Electric Forklifts: Get It Right When Handling Forklift Batteries


Electric forklifts are some of the heavy vehicles that you will be using in a warehouse. They are commonly used in indoor warehousing because of the relative cleanliness associated with their operation. Unlike their fuel-powered counterparts, electric forklifts do not pollute the air through carbon monoxide emissions and produce less noise. For them to generate the power needed to run the engine and hydraulic systems, electric forklifts rely on powerful batteries. You must take good care of these batteries for maximum durability and minimal replacement costs in the course of business. As a newbie in this line of work, you are likely to forget some fundamentals when handling forklift batteries. Here is everything you need to get the job right:

Take Note of the Potential Hazards

Electric forklift batteries use sulphuric acid as an electrolyte. This chemical is highly corrosive and poses the risk of injuries to you and other warehousing personnel. It can also corrode and damage property in case of spillages. Secondly, forklift batteries give off explosive hydrogen fumes towards the end of the charging process. They are best handled away from any flammable materials within the warehouse.  

Battery Charging and Changing Area

Warehouse working environments vary quite significantly. Just in case you find yourself in a workplace where people don't seem to be aware of the hazards posed by electric forklifts, the first thing is to set up an exclusive area for changing and recharging the batteries. Ask the warehouse manager to allocate you some space where you can handle the batteries away from the other warehousing activities. Put up warning signs (such as "no smoking") in the battery charging area and get a dry chemical, foam or carbon dioxide fire extinguisher to help you deal with any possible outbreaks. Lastly, make sure that the area is well ventilated by natural or mechanical means like portable fire extinguishers.

Battery Fluid Levels

For the first few years, it is advisable to inspect and top up the battery water after nearly ten recharging sessions. If the battery has been reconditioned, you can cut down on the number of refill intervals to five recharge sessions. To minimise the levels of explosive hydrogen fumes given off, refilling should be done after charging the battery and not before. Make sure that battery fluid covers the grated plastic element by an approximate one-quarter of an inch, leaving adequate room for the fumes given off during a recharge session.

Opportunity Charging

You must avoid opportunity charging at all costs. Charging the forklift batteries during lunch and other contingency breaks will reduce its lifetime significantly. Don't interrupt charging sessions for optimal battery life.

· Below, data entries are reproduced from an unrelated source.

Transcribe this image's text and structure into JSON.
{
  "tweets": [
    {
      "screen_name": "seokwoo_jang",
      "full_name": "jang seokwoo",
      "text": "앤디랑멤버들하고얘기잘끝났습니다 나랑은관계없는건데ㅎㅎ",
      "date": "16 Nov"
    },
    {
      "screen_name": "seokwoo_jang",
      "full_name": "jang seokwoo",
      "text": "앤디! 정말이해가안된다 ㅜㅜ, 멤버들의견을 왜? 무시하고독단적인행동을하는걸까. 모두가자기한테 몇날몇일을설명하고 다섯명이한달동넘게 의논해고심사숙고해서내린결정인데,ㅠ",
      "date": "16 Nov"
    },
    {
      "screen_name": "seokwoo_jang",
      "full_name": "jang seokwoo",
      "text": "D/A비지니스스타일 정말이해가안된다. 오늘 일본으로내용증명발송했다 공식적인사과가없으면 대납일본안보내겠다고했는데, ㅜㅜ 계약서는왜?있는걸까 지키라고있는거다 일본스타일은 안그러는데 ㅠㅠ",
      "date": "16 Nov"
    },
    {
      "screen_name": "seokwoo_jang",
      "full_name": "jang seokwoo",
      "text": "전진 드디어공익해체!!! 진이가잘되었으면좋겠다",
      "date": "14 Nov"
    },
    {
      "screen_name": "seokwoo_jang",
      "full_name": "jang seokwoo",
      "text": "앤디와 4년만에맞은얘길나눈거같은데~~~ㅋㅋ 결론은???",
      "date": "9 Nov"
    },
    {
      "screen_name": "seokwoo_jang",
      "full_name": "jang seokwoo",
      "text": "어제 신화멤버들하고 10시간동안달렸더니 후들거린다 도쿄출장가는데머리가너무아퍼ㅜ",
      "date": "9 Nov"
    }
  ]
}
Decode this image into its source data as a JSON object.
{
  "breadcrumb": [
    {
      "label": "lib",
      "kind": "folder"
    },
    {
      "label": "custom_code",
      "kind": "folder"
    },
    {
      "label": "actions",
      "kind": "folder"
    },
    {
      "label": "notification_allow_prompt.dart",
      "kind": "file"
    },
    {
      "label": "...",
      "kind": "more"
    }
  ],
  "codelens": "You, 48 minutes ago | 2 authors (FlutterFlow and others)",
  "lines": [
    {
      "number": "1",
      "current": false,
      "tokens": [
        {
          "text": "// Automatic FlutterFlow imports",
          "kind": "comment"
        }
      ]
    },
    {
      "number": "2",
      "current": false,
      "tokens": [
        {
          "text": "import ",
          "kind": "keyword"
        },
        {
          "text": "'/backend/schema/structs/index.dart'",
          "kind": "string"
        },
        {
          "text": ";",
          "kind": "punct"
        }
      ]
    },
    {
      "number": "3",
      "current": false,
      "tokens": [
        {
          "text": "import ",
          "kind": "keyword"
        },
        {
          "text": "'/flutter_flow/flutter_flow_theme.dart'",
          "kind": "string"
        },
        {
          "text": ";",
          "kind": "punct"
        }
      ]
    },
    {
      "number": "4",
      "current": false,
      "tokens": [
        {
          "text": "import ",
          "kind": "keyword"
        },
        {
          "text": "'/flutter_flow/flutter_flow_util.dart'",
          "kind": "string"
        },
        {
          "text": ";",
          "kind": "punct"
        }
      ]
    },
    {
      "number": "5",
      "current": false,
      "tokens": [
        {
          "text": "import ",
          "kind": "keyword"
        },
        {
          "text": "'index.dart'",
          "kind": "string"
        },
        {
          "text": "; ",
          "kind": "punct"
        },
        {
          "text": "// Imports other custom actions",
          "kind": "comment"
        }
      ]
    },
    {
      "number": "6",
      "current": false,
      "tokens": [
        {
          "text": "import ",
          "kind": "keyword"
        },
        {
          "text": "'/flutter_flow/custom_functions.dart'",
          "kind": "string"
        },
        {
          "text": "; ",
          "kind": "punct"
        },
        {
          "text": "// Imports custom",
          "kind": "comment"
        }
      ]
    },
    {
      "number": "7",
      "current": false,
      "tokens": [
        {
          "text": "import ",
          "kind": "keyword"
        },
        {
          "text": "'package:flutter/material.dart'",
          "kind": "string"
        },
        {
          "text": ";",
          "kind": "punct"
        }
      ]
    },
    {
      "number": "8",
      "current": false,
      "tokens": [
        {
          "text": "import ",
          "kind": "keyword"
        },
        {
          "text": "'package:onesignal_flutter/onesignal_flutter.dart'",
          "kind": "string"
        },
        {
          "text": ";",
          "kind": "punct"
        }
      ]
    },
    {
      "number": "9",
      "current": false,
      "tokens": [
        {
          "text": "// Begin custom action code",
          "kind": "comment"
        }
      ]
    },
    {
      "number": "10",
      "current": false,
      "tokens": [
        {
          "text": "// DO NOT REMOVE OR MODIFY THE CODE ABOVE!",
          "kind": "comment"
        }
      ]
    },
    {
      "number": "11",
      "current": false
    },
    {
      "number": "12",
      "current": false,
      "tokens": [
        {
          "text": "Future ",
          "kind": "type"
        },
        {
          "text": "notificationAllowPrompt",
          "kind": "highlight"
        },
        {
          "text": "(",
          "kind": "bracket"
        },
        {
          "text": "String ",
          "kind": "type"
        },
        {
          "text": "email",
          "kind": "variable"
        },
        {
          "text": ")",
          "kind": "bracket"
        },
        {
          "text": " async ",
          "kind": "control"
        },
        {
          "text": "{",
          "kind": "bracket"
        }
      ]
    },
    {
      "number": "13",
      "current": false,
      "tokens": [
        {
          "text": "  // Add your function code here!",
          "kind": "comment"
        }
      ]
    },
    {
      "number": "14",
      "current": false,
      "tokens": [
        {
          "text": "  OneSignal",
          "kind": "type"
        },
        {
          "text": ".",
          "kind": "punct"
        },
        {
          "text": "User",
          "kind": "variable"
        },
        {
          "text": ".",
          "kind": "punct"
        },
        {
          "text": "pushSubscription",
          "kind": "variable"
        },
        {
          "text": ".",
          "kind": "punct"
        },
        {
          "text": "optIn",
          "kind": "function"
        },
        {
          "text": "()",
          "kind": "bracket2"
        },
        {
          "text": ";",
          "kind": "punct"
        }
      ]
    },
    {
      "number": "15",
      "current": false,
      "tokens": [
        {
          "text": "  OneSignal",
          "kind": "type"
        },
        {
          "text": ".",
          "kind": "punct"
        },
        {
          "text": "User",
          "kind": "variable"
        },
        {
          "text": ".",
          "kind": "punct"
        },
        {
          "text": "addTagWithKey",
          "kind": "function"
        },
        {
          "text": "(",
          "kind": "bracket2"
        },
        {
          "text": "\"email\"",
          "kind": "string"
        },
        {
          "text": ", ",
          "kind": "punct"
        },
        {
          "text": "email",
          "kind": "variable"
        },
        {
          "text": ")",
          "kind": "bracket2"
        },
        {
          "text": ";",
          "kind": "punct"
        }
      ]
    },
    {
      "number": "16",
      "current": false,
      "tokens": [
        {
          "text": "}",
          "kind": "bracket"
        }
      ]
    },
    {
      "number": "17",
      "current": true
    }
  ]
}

Contact a company like Australia Wide Forklift Training Centre to learn more about proper forklift handling.


7 November 2016

Maintaining heavy construction equipment

Heavy construction equipment can be quite expensive to replace, so it's important to maintain it properly. That involves doing some regular maintenance according to the correct service schedules as well as making sure that your operators know how to operate the equipment correctly. If you maintain your equipment, this maintenance can end up saving your business a lot of money down the track when you can extend the usable life of the equipment that you rely on. This blog has some tips on how you can easily maintain heavy construction equipment, including how you can train operates to extend lifecycles with sensible machine operation.